** Opening Information shown block **

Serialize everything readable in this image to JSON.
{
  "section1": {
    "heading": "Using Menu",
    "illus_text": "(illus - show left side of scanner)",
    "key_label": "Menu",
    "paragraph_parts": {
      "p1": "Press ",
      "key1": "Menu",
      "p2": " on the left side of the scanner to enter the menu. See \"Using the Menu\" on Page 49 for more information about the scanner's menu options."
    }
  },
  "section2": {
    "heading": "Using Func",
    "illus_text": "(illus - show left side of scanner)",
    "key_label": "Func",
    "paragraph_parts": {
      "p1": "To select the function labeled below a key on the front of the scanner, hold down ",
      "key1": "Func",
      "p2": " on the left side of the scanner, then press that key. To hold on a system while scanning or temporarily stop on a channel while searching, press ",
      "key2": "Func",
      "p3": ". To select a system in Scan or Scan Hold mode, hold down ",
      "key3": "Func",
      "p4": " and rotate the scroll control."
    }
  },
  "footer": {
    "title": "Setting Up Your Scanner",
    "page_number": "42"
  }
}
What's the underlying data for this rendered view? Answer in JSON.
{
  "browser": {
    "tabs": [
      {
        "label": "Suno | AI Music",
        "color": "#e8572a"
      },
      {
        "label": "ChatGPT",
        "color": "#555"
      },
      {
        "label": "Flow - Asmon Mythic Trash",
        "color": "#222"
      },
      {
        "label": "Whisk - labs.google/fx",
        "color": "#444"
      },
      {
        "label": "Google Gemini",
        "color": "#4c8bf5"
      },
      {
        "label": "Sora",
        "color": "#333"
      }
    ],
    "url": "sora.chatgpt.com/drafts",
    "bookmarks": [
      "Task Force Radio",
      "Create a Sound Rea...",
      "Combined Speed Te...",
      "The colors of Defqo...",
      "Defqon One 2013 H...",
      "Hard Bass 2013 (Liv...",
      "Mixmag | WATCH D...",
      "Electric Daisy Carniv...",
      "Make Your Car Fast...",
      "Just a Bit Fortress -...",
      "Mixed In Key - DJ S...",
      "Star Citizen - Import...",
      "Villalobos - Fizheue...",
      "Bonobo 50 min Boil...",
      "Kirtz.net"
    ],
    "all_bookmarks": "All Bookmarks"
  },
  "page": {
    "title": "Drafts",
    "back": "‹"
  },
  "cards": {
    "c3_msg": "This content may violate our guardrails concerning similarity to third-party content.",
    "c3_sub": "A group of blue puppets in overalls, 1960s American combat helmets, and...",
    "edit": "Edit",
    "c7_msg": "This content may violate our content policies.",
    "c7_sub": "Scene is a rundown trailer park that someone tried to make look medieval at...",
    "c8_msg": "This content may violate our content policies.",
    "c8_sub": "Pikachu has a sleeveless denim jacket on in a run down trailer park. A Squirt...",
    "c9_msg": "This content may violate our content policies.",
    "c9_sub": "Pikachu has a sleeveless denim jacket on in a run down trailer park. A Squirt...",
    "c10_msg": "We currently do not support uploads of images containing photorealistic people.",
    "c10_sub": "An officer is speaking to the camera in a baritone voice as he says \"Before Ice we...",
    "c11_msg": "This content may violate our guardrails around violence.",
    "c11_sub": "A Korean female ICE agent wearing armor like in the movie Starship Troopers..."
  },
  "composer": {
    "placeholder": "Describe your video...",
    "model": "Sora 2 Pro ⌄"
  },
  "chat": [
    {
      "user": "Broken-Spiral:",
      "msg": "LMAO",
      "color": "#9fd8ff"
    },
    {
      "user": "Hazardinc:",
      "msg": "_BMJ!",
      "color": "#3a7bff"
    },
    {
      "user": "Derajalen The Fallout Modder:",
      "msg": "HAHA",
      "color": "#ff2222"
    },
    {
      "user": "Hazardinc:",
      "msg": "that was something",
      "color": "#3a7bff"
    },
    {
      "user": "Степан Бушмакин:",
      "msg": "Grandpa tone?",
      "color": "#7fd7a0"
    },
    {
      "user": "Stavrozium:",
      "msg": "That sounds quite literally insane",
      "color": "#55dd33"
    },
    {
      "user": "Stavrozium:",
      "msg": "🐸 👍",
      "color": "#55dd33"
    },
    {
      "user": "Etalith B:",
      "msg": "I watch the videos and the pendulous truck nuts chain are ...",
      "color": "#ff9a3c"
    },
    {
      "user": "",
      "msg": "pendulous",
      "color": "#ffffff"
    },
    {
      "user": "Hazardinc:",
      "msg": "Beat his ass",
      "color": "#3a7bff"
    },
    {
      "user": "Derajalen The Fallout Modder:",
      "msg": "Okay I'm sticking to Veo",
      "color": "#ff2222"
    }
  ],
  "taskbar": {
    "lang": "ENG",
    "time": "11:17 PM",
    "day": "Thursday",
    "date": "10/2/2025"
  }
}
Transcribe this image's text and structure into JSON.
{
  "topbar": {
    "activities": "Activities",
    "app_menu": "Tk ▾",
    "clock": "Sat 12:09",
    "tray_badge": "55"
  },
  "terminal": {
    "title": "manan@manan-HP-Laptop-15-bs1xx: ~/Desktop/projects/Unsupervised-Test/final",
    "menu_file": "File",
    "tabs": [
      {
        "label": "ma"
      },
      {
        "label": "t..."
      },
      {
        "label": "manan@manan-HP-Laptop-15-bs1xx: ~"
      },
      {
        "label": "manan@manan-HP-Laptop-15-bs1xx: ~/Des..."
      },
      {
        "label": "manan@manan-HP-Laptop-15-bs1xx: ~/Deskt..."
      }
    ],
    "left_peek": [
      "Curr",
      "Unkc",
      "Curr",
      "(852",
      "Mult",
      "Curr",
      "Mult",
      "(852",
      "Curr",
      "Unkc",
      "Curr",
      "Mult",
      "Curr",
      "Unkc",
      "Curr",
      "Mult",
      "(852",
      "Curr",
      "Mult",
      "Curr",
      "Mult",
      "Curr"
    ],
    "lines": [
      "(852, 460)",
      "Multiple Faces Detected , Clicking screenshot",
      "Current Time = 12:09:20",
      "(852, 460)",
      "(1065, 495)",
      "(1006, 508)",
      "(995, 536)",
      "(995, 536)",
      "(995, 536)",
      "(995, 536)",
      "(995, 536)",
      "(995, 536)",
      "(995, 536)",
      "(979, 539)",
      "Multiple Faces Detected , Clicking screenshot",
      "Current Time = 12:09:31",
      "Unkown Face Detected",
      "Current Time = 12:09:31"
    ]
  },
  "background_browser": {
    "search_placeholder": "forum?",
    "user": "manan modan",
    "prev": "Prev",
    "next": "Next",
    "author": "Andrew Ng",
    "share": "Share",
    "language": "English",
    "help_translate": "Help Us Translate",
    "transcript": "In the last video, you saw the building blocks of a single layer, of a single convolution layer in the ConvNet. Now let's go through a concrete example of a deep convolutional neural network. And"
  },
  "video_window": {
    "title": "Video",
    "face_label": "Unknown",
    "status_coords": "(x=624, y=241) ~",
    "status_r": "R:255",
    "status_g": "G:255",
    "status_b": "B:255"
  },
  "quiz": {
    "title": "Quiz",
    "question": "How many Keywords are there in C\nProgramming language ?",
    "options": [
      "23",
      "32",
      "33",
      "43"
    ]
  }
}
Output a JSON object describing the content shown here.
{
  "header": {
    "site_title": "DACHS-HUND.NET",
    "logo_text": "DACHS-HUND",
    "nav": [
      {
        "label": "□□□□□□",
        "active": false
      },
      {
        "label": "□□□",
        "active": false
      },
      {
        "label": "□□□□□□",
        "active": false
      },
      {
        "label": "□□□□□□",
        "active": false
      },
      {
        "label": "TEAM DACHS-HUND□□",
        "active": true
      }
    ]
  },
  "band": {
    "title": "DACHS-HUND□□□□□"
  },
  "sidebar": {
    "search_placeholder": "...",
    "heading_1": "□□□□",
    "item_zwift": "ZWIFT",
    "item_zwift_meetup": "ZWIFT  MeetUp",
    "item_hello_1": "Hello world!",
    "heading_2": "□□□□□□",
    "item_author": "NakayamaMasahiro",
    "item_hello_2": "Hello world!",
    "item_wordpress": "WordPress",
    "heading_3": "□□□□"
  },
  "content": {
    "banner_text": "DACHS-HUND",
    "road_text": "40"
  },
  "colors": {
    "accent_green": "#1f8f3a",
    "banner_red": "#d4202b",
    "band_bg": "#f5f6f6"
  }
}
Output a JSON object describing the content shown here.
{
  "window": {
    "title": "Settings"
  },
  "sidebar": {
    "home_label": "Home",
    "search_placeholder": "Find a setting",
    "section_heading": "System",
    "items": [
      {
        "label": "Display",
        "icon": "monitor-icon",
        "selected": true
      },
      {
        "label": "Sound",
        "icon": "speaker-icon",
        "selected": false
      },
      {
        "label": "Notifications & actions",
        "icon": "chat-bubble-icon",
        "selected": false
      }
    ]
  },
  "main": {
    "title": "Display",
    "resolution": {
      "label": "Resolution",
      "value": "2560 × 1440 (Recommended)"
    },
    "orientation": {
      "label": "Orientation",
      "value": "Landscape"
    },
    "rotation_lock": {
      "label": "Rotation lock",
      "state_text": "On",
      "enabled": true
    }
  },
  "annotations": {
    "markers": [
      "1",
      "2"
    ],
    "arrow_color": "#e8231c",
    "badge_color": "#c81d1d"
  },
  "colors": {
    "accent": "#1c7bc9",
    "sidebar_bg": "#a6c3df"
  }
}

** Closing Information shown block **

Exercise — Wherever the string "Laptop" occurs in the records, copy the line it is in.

Expected output —
    "title": "manan@manan-HP-Laptop-15-bs1xx: ~/Desktop/projects/Unsupervised-Test/final",
        "label": "manan@manan-HP-Laptop-15-bs1xx: ~"
        "label": "manan@manan-HP-Laptop-15-bs1xx: ~/Des..."
        "label": "manan@manan-HP-Laptop-15-bs1xx: ~/Deskt..."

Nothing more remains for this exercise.